Plant-based frozen desserts* are booming in popularity as health-conscious consumers embrace new ice cream alternatives. Here we look at four current trends and what they mean for producers.
*Frozen dessert is a term for all kinds of desserts that are meant to be eaten in a frozen condition. They include ice creams, sherbets, sorbets, frozen yoghurts and non-dairy frozen desserts. Dairy ice cream is made with legally defined amounts of milk fat and non-fat milk solids that vary between countries according to national regulations. This must be checked in each case by the food producer. For the purposes of this page, references to plant-based ice cream could be read as synonymous with plant-based frozen dessert.
Estimates vary on exactly how fast the global market for plant-based frozen dessert is growing. But one thing’s for sure, the market is booming and it’s here to stay.
International studies* project consumption growth of between 34 percent and 50 percent between 2020 and 2027, equal to a future world market value of around EUR 665 million.
And the market is truly global. The quest for alternatives to dairy ice cream unites consumers from North America to Europe, and from Asia to Oceania.
Alongside this regional diversity is the eclectic nature of the products and their ingredients. Vegan-style frozen dessert can be made from a very wide variety of natural sources. The most popular base materials are drinks derived from soy, coconut, cashew and rice. But new sources are constantly gaining traction. Oat, almond, pea and avocado are up-and-coming. Entering the radar are varieties originating from the likes of banana, potato, chia and chickpea.
* Data Bridge Market Research, “Global Vegan Ice-Cream Market – Industry Trends and Forecast to 2027”; Allied Market Research, “Vegan Ice Cream Market by Source, Flavour, Sales Type and Distribution Channel: Global Opportunity Analysis and Industry Forecast, 2020–2027”
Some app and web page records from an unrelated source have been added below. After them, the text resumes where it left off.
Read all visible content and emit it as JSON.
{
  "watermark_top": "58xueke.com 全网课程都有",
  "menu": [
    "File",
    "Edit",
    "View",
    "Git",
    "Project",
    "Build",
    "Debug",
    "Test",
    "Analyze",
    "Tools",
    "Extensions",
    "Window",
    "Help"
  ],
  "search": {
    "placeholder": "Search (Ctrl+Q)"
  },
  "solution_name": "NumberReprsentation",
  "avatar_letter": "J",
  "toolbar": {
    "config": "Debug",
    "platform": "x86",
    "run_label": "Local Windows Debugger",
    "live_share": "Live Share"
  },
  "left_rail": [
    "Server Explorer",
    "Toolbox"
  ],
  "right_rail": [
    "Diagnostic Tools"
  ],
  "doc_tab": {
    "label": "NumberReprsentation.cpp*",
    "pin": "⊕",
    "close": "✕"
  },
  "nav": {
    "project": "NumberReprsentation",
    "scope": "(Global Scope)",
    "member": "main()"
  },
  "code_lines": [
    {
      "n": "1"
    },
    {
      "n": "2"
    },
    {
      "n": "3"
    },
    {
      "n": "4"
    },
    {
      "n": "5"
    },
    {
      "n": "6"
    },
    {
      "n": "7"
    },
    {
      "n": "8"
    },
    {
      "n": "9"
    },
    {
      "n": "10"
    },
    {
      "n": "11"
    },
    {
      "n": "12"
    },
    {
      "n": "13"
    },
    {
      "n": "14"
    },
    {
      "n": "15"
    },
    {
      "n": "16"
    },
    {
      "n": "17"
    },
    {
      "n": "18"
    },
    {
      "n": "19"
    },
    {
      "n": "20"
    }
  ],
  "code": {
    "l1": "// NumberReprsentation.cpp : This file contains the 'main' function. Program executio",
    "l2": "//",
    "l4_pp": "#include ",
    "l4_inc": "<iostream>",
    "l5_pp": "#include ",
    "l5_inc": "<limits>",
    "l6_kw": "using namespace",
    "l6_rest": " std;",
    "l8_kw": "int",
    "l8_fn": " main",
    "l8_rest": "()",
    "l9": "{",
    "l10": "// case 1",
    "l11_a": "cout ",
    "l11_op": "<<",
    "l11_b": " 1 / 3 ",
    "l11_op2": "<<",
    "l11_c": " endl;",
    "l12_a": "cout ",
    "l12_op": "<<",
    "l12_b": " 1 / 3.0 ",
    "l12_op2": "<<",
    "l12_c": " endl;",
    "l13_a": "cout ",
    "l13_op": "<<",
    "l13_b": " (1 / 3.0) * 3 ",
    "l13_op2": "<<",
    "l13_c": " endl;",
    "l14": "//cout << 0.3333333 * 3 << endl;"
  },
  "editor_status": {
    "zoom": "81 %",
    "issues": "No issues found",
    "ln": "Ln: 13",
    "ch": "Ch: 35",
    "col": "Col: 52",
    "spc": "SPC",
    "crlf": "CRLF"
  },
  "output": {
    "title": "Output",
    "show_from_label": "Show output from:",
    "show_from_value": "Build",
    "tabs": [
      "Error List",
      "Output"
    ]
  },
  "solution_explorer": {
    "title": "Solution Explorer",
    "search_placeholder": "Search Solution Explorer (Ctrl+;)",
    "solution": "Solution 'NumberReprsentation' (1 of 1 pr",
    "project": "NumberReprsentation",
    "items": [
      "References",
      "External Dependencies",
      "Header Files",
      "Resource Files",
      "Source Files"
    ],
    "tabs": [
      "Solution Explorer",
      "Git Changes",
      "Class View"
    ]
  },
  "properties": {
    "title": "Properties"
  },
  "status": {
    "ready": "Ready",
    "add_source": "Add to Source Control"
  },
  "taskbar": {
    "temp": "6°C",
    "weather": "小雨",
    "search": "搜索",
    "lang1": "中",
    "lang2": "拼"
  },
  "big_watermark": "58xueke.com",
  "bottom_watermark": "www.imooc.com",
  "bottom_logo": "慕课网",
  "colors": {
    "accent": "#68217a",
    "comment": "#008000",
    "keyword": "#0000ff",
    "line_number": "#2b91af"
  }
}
Multiple factors are spurring consumer interest in plant-based frozen dessert. One is growing interest in vegan and vegetarian diets. Another is a growing awareness of climate change and an increasingly mainstream desire to embrace the virtues of plant-based options. For others it offers a way to scale back intake of animal protein.
The proportion of consumers adopting vegan diets remains niche. But vegetarian and flexitarian habits are increasingly popular as people seek out new options alongside conventional dairy-based products. Flexitarians follow a plant-based diet most of the time but still consume meat or fish on a limited basis, making them a prime demographic for non-dairy frozen desserts.
Some consumers will go further by seeking “clean label” products and committing to local and organic ingredient sourcing, local production and eco-friendly packaging. Brands that have a commitment to these and other areas of sustainability have an opportunity to cater to this growing market by offering plant-based alternatives.
If sustainability consciousness is on the march, so is health awareness.
An estimated 15 percent of consumers globally are concerned about lactose intolerance.** The growing population of lactose-intolerant people is a primary driver for plant-based frozen dessert, especially in Asia where reduced lactose tolerance is prevalent.***
The protein contained in plant-based frozen dessert can also bolster its nutritional appeal, albeit one offering a welcome dose of sweetness. Recipes fortified, say, with vitamins and minerals can further increase their attractiveness to consumers.
Then there’s the innovation and ingenuity of producers in adding exotic flavours, fun ingredients and exciting blends to their plant-based frozen dessert portfolios.
All this opens the way for producers to hit the ultimate consumer sweet spot: combining a healthier option with an indulgent one too.
** Canadean's global consumer survey, 2014; https://www.barry-callebaut.com/en/manufacturers/trends-insights/consumers-appeal-to-vegan-and-dairy-free-products
Adventurous consumers love exploring new ingredients or different formats. For plant-based frozen dessert manufacturers, this creates a world of possibilities.
Brands can capitalise on the inherent flavours of their base ingredients – such as almond, rice or cashew – to raise consumers' flavour expectations. And they can also use additional flavouring ingredients to create unique flavour profiles to pique buyer interest.
Pea protein, oats and coconut ingredients are all gaining ground in plant-based product launches. The first plant-based frozen dessert made with avocado has been launched.
Consumers are eager to experiment with new flavours, together with striking colours that are social media friendly. The first churro-flavoured variety has appeared in the US – and new quirky flavours are certain to follow suit.
The message: difference delights the consumer. Fulfilling that desire is an odds-on way to success in plant-based frozen dessert.